Likewise, Israel’s preemptive attack on Egypt in 1967 helped set the precedent for the U.S.’s violation of Iraq’s sovereignty in 2003 with its “preemptive” invasion to destroy weapons of mass destruction that did not exist.
Justice for Some fails to outline the political vision or program the author believes should guide legal efforts. Given the book’s scope, adding this component likely proved too ambitious. Nevertheless, in calling attention to the role of great power politics, Erakat has suggested what a political program might look like.
If imperialist politics determines not only whether international law will be enforced but also what constitutes international law, then the ultimate solution appears to be changing those politics and altering the nature and behavior of the hegemonic countries.
The U.S. Congress recently voted overwhelmingly to condemn the nonviolent Boycott, Divestment, and Sanctions movement. The resolution’s first Whereas clause read, “Whereas Israel is a strategic U.S. ally…”
This begs the question, An ally for what? What is the strategy? Is the strategy simply to ensure continued U.S. and Israeli military and political dominance of the Middle East? Is the objective to ensure access to and control of a strategic resource, namely petroleum?
That is what the U.S. Joint Chiefs of Staff proposed in a 1949 memorandum that praised Israel for its military prowess. Given global warming and the necessity to convert from fossil fuels to sustainable energy, most people are capable of understanding that such an objective is diametrically opposed to the interests of the people of the world.

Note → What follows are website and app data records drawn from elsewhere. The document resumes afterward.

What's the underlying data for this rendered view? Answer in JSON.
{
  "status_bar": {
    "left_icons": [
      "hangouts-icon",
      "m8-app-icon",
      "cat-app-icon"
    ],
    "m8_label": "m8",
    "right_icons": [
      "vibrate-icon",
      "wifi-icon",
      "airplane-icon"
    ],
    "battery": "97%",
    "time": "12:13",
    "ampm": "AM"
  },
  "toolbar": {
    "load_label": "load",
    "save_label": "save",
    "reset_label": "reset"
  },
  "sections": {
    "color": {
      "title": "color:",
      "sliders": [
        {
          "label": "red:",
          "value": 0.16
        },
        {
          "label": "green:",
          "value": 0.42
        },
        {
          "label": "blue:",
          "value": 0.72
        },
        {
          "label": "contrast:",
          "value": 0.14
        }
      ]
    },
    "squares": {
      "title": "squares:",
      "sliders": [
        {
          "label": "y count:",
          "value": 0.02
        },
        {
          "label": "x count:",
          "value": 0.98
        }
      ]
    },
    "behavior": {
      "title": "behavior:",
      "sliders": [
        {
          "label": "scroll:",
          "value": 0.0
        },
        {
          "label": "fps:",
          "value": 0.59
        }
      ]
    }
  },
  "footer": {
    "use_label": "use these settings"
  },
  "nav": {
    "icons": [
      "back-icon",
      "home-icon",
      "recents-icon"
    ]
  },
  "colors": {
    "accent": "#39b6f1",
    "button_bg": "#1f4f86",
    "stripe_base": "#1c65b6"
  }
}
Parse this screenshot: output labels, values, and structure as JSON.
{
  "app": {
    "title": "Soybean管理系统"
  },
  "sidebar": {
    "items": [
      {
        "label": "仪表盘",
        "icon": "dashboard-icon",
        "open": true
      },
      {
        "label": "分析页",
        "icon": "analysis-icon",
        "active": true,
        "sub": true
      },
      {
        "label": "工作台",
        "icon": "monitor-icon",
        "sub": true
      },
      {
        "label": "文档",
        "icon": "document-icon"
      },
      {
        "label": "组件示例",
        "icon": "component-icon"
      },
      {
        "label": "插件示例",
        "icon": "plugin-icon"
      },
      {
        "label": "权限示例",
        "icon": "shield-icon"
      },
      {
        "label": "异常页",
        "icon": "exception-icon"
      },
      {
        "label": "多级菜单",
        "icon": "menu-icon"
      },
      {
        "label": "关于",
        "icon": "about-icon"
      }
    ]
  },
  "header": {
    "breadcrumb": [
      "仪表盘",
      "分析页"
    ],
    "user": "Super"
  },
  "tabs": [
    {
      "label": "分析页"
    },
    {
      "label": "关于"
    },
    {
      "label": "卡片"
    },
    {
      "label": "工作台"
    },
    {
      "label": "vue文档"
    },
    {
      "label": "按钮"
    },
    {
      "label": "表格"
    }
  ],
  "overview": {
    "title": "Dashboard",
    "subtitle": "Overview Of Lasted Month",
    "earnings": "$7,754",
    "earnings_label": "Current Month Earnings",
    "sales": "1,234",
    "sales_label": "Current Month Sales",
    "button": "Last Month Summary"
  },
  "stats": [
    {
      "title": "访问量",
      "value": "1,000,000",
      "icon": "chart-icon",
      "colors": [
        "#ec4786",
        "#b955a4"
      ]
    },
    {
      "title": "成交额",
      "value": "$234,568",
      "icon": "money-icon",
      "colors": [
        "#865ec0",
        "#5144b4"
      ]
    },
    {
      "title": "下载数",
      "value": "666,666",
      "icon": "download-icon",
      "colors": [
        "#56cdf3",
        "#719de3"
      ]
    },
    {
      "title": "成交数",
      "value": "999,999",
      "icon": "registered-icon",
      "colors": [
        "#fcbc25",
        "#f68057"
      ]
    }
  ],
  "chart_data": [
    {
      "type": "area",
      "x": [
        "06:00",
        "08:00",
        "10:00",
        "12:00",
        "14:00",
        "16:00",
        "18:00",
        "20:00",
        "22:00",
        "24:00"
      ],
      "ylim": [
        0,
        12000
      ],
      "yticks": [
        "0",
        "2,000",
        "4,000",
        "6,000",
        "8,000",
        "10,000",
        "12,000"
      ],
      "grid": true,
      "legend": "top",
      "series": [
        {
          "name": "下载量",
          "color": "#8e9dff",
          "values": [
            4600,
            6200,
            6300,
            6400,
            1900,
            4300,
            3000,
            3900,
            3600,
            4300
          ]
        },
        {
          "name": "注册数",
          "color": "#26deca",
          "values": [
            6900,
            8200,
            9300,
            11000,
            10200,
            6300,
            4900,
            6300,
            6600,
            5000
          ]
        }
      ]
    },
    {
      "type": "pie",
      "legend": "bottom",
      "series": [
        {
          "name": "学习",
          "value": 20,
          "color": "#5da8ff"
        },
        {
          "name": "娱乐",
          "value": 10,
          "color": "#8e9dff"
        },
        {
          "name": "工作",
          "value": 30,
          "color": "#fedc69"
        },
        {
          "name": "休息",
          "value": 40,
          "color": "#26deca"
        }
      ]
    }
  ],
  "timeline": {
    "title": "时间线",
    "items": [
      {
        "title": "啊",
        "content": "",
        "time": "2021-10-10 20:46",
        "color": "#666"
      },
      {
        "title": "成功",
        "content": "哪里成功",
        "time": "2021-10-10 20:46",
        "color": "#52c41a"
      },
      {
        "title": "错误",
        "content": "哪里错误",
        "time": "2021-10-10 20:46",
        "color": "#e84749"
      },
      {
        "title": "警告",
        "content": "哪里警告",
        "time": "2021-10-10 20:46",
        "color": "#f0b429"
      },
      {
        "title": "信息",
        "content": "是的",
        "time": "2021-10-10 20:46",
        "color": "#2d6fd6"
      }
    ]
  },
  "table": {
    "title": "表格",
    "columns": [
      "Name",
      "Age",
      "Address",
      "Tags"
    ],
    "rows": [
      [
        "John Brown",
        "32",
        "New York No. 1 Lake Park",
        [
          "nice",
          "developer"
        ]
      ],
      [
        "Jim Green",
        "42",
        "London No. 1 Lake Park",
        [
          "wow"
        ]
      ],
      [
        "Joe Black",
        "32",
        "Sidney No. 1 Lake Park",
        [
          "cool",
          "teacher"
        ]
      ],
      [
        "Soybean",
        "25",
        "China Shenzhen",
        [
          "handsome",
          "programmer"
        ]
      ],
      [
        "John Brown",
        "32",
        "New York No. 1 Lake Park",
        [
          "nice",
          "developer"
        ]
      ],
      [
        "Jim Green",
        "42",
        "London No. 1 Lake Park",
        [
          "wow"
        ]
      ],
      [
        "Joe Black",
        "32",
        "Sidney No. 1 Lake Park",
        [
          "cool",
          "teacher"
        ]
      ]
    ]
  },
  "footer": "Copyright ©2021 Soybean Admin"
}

It is literally, as Noam Chomsky put it, a question of hegemony or survival. And for the people of the region, it is a question of freedom or oppression.
– Rod Such is a former editor for World Book and Encarta encyclopedias. He lives in Portland, Oregon, and is active with the Occupation-Free Portland campaign.